Complete vs. Partial Dentures: Which Is Right for You?

Dentures may be a good option if you are missing one or more teeth. But how do you know which type of denture is right for you: complete or partial? Below are the advantages and disadvantages of each option to help you make a decision.

Complete (or full) dentures replace all of your natural teeth, while partial dentures only replace some.

Complete Dentures

All of your natural teeth must be removed if you want complete dentures. This means you must have a dental examination and tooth extraction before being fitted for your new set of teeth. You need to remove your dentures when you sleep, brush them with cleaning agents designed for dentures, and soak them in water overnight. This will keep them from drying out.

Dentures that are complete give wearers a natural look, so nobody can tell you’re wearing them. They also feel comfortable and fit over your gums snugly.

There are two types of dentures: “conventional” and “immediate.” A conventional denture is placed after the teeth have been removed and the gum tissue has begun to heal. This can take about 8-12 weeks.

Immediate dentures are made before the teeth removal procedure, unlike conventional dentures. This allows them to be positioned immediately after the teeth have been removed. Therefore, the patient does not have to be without teeth during the 8-12 week healing period. It’s essential to remember that post-tooth removal, both your bones and gums may shrink during the healing process. The main downside to getting immediate dentures is that they might not fit as well during the healing process. Traditional dentures are the more permanent solution, though they may take longer to make.

Partial Dentures

A partial denture is used to replace one or more consecutive missing teeth. Complete dentures rest on the gums and replace all of your teeth, while partial dentures fit only where there are gaps between natural teeth. The partial denture clasps teeth on each side of the gap.

A removable partial denture (or bridge) is usually composed of replacement teeth attached to a pink or gum-colored plastic base. They are sometimes connected by a metal framework that helps keep the denture in place.

If you still have some natural teeth in your upper or lower jaw, partial dentures are best. A fixed bridge is when crowns on the surrounding teeth replace one or more teeth. Then, the artificial teeth are attached to their existing teeth. This “bridge” is then secured with cement. A partial denture can help to fill in the gaps left by missing teeth and prevent other teeth from shifting position. A precision partial denture is removable and has internal attachments instead of clasps that attach to the surrounding crowns. This makes it appear more natural.

Are There Alternatives to Dentures?

Dental implants are an increasingly popular alternative to dentures, but only some are candidates for them. Implants resemble natural teeth more closely than dentures and can support cemented bridges. Furthermore, they usually cost more.

Dental implants can also help to stabilize dentures.

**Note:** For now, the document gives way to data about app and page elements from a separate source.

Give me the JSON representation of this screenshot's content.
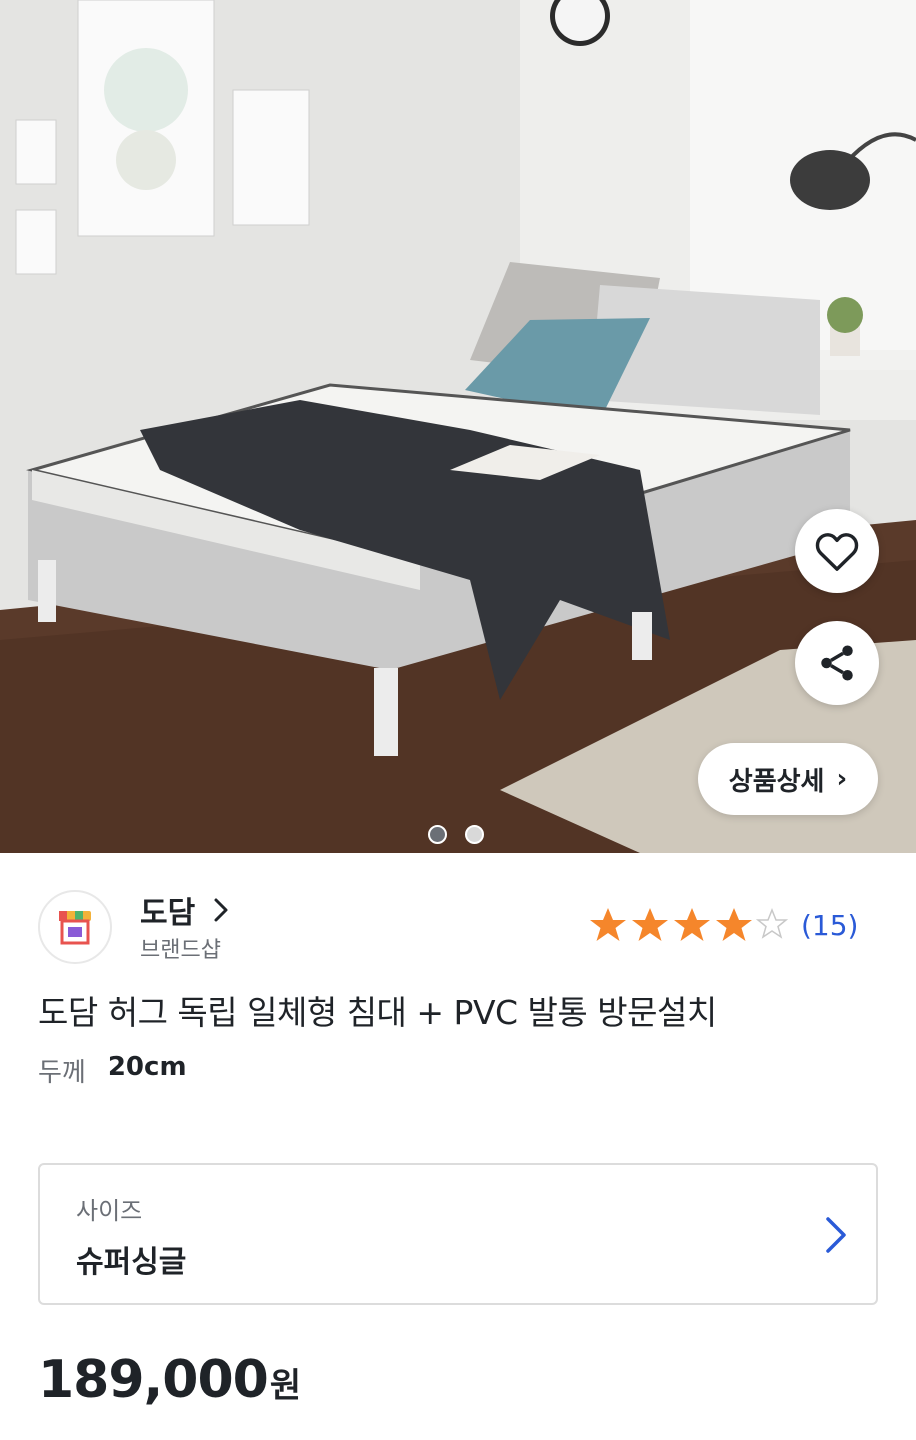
{
  "hero": {
    "detail_button_label": "상품상세",
    "detail_button_chevron": "›",
    "current_image": 1,
    "image_count": 2
  },
  "icons": {
    "favorite": "heart-outline-icon",
    "share": "share-icon",
    "brand_chevron": "chevron-right-icon",
    "option_chevron": "chevron-right-icon"
  },
  "brand": {
    "name": "도담",
    "subtitle": "브랜드샵"
  },
  "rating": {
    "stars": 4,
    "max_stars": 5,
    "count_label": "(15)"
  },
  "product": {
    "title": "도담 허그 독립 일체형 침대 + PVC 발통 방문설치",
    "spec_label": "두께",
    "spec_value": "20cm"
  },
  "option": {
    "label": "사이즈",
    "value": "슈퍼싱글"
  },
  "price": {
    "amount": "189,000",
    "unit": "원"
  },
  "colors": {
    "accent_blue": "#2a5ad7",
    "star_orange": "#f5862b",
    "text_primary": "#1f2328",
    "text_secondary": "#6b6f76"
  }
}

If you’re wondering about dental implants, ask your dentist for more information.

How Are Dentures Made?

The average denture creation process takes a few weeks and requires multiple appointments. Your dentist or prosthodontist will decide what type of appliance is right for you and then take the following steps:

  • Make a series of impressions and measure how your jaws relate and how much space is between them.
  • The first step for creating a denture is to make an exact model of the desired shape and size. This mold will be used several times in the process, and each time it will be assessed for color, fit, and comfort before the final product is cast.
  • Cast the final denture
  • Adjustments will be made as necessary.

How do New Dentures Feel?

At first, it is common to feel discomfort around the cheeks and tongue as they become accustomed to new dentures. Additionally, you may find that your mouth produces more saliva or experience discomfort when wearing them – these are both normal reactions that should improve as your body adjusts to the braces.

Will Eating With New Dentures Be Difficult?

Wearing dentures is a new experience that will take some time to get used to. You may feel discomfort for a few weeks as you adjust. Get used to your denture by beginning with softer foods cut into small pieces. Start chewing slowly on both sides of your mouth to get used to the feel of your new dentures. After you’re settled in, introduce other foods back into your diet until you return to your regular eating habits. Hot or hard foods and sharp-edged bones or shells can cause injury, so be careful. Avoid foods that are either extremely sticky or hard. Avoid chewing gum and using toothpicks to keep your dentures in good shape.

Are Dentures Worn 24 Hours a Day?

Upon receiving your dentures, your dentist will tell you how long to wear them and when it is appropriate to take them out. For the initial stretch, you should confine them all day and night. Though it might not feel natural at first, doing this will help you figure out which parts of the false teeth need to be adjusted. Removing your dentures at night gives your gum tissue a much-needed break. This method also calls for regular stimulation and cleansing by the tongue and saliva, which you can do before putting your denture back in place in the morning.

If some of your teeth are still healthy, partial dentures may be a good option for you. Complete dentures may be the better option if you’re missing multiple teeth. Need help determining which denture is suitable for you? Let us help guide your decision and ensure you receive the best care possible. In addition to dentures, there are several other tooth replacement options available. We would be happy to discuss those with you at your next appointment. Contact our office today to learn more or schedule your appointment!